by Kevin M. Cahill, M.D., D.T.M. & H. (Lond.), Head, Department of Epidemiology, Director of Tropical Medicine, U.S. Naval Medical Research Unit No. 3, Egypt and The Sudan. xiii + 225 pages, illustrated. J. B. Lippincott Company, Philadelphia and Montreal. 1964. $9.50
There have been many changes in this edition of Dr. Bray's book necessitated by current laboratory practices, and, although the work is called a “Synopsis” it contains an enormous amount of up-to-date, accurate and useful material assembled in a comparatively small space, including formulae, methods and sufficient discussion for orientation.

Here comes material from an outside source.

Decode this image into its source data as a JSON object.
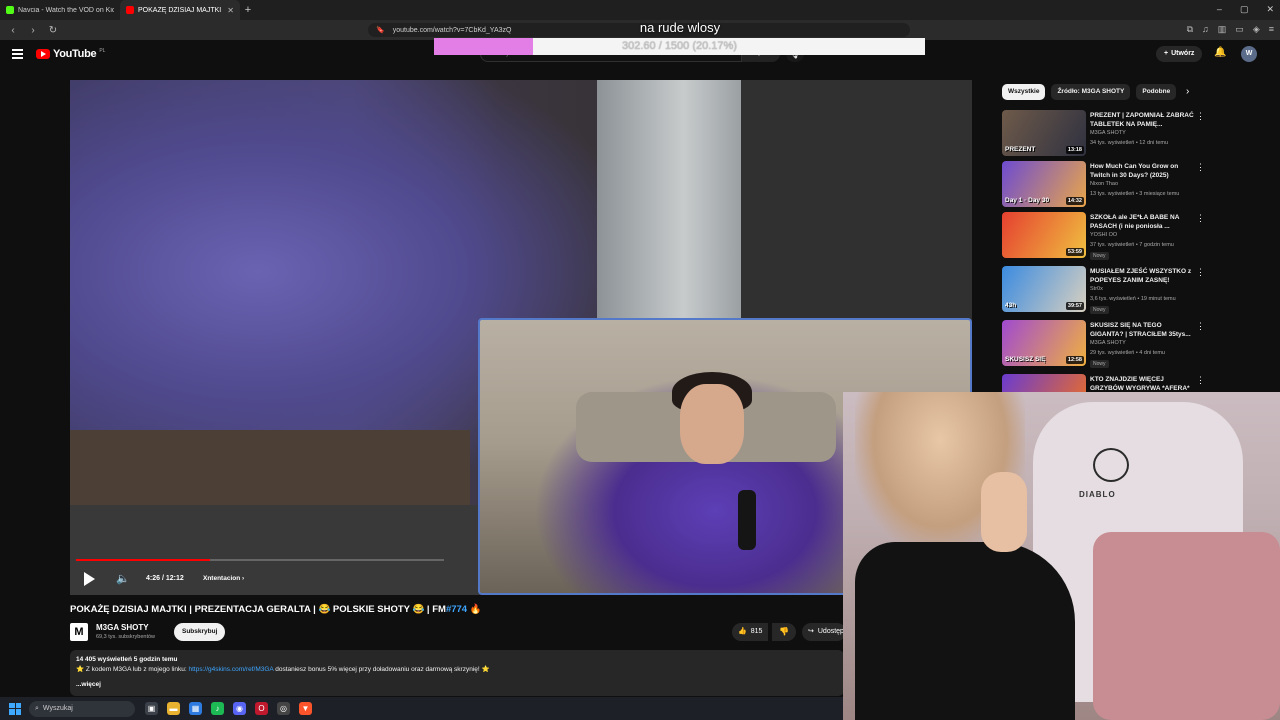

The subject of hematology receives a very extended consideration and includes several excellent colored plates of blood cells and discussions on the origin, significance, morphology and abnormalities of these cells and even a description of the diffraction measurement of the erythrocytes. While ample classification of blood groups is provided on Landsteiner and Jansky classification, the text is based on the Moss classification, except a paragraph dealing with medico-legal practice. We cannot agree with his comment: “The Moss classification is used in the United States almost exclusively,” for though very widely used, the Landsteiner classification has considerable and increasing usage.